LEGO System. 

The System of Play was selling well in several European markets, but it was still limited by the basic design of the brick. German retailers, in particular, were critical of the design and complained about the quality. So Godtfred began to redesign the basic brick that Ole had copied from Hilary Fisher Page a decade earlier.

The specific details or the inspiration behind the new design are now lost to the mists of time, but by late 1957 Godtfred had created several different prototype designs that interlocked much better than the Mursten brick.

These new designs were tested with children in Copenhagen and it turned out that the brick with round hollow tubes on the underside was their favorite. In this design the studs on top of one brick could fit between the hollow center tube and side walls underneath another brick and stay connected by friction. The tight tolerances in molding allowed the stud and tube coupling to stay attached in virtually any arrangement but still easily disassemble; a property Lego has named “clutch power.”

This new design would become the modern, or as Godtfred called it, the “real” Lego brick. It was the beginning of Lego as we know it today. (1) (1) Some of the other brick designs are included in the original patent specification and show up later; e.g. the Italian Minitalia bricks.

It would be difficult to overestimate how important this seemingly simple stud and tube coupling would become. Bricks could now be assembled in virtually any arrangement and this versatility allowed Lego to create an entire system that was much more complicated than that of the original System of Play..

In 1974 Jorgen Kirk Christiansen (Kjeld's cousin, who appeared on the original System i leg boxes) calculated that six 2 × 4 bricks could be combined no less than 102,981,500 different ways. (2) (2) Jorgen made this calculation assuming only combinations that were possible when you stacked 2 × 4 bricks singly on top of each other. In 2005 the Danish mathematician Søren Eilers calculated a larger number, 915,103,765, considering any combination of the 6 bricks.

The patent

This new stud and tube coupling would prove to be the most critical innovation in the history of the company. Godtfred, realizing the value of the new design and perhaps mindful of the Kiddicraft brick a decade earlier, immediately set out to protect the new design. Along with the in-house lawyer, Ole Neilson, Godtfred presented the application to Danish Patent and Trademark Office in Copenhagen at exactly 1:58 p.m. on 28 Jan 1958.
He later applied for patents in most countries where the brick was sold.
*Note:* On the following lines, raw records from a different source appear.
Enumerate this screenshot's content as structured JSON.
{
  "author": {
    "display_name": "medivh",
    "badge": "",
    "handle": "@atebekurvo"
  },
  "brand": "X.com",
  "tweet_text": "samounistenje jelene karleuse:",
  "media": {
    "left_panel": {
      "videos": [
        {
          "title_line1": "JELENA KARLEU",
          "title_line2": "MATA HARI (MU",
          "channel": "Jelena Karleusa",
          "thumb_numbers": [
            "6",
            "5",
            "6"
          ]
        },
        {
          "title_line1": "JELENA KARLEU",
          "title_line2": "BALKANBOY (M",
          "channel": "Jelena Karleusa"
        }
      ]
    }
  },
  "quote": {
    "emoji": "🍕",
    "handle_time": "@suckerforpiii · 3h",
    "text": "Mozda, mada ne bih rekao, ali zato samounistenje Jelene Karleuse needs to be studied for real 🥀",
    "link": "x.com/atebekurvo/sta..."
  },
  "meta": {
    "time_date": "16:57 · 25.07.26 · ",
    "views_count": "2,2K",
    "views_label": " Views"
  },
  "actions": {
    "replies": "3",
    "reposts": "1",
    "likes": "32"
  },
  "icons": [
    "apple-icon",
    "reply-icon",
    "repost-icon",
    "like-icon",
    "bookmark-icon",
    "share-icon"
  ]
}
The new design would ultimately be patented in 33 countries.
Would ultimately be patented in 33 countries.

The Original Bricks
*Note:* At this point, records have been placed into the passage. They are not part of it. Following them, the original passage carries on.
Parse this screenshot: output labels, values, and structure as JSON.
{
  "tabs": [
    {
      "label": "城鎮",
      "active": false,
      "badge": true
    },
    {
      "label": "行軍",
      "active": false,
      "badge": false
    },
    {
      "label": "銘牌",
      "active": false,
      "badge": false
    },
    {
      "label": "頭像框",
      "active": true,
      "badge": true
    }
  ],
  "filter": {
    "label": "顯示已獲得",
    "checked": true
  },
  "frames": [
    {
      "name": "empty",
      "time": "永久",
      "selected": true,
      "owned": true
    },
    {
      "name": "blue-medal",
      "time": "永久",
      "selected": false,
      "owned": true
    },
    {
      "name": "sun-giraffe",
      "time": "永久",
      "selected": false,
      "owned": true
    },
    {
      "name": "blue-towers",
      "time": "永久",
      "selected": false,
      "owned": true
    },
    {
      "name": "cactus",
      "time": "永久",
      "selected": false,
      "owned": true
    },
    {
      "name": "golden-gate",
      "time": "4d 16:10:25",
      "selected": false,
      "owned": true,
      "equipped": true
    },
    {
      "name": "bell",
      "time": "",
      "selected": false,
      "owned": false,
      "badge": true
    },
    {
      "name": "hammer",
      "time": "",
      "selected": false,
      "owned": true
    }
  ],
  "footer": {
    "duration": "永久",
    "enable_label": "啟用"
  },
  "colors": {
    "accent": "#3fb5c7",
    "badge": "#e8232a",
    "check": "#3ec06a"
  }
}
The hollow bottom 2 × 2, 2 × 3, 2 × 4, 2 × 8, 2 × 10 and 4 × 4 corner brick molds were immediately retired and were replaced by new versions with the tubes, but the 1 × 1, 1 × 2, 1 × 6 and 1 × 8 bricks, which were less dependant on the new design were not changed until the old molds wore out, a process that took several more years.

The Roofbrick
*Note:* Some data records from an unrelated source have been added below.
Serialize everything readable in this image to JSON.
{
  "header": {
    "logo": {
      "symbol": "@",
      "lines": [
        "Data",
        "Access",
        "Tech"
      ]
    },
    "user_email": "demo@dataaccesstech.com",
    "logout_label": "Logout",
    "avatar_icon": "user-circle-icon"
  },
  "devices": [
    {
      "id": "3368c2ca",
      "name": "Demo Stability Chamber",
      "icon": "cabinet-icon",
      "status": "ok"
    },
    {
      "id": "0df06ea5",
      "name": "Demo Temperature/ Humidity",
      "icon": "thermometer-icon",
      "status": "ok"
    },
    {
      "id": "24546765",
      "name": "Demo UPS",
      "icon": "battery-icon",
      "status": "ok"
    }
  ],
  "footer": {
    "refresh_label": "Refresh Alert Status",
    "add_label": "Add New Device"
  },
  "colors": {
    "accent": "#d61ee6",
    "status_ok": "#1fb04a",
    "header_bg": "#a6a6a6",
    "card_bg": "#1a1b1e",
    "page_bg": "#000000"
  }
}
Godtfred also designed a sloped roof brick; a design that was only possible with the new stud-and-tube coupling. In 1958 the first four 45° sloped roof bricks; the 2 × 2 slope, 2 × 4 slope, 2 × 2 peak and 2 × 4 peak were introduced. In 1960 an additional nine styles were released and an entire system for constructing gabled roofs became available. Along with the window/door system it was finally possible to build realistic houses and other buildings. It was the first complete example of how tightly integrated the new system would become.

Over the years there would be many small changes to the design of the brick, some cosmetic, such as the typeface on the studs, some due to new molding requirements, and others to allow better “clutch power.” But the original 1958 brick is still fully compatible with a brick manufactured today.

System Hus

Lego continued to expand their operations and by 1958 there were 140 employees in Billund. Increasing sales resulted in a new international administration building, System Hus (the System House), as well as the installation of the company’s first telex and photocopier. In 1959 there was yet another major expansion of the Billund plant.

De system sets

Lego immediately began to promote the new brick design. However there were very few new sets in 1958. In most cases, such as with the 700/x or 300 series sets, the new System elements simply replaced the previous Mursten elements.

The Supplementary Sets

Lego had sold small add-on sets since 1954, and this became more significant when System of Play was introduced in 1955, but it wasn’t until 1956, when Lego began German sales, that they seriously began to market the supplementary sets (or “parts packs”).

These new sets consisted of from just one of two specialized pieces up to 50 small bricks and were designed to be easily collectible, inexpensive impulse purchases. And this strategy worked: early sales, particularly in Germany, went well and soon the sets became a basic component of Lego’s retail assortment. No less than half of a typical early 1960’s catalog was devoted to them. They were sold, in one form or another, in every market.

By the middle of the 1960’s, at their peak, 59 different supplementary sets were available in Europe. As their foreign markets expanded, however, the marketing and distribution of many small sets became problematic and they were gradually phased out in favor of larger sets. By the early 1970’s they were mostly replaced by “Service” sets, which were typically much smaller and available only by mail-order. These Service sets, in one form or another, continue to be sold to the present day.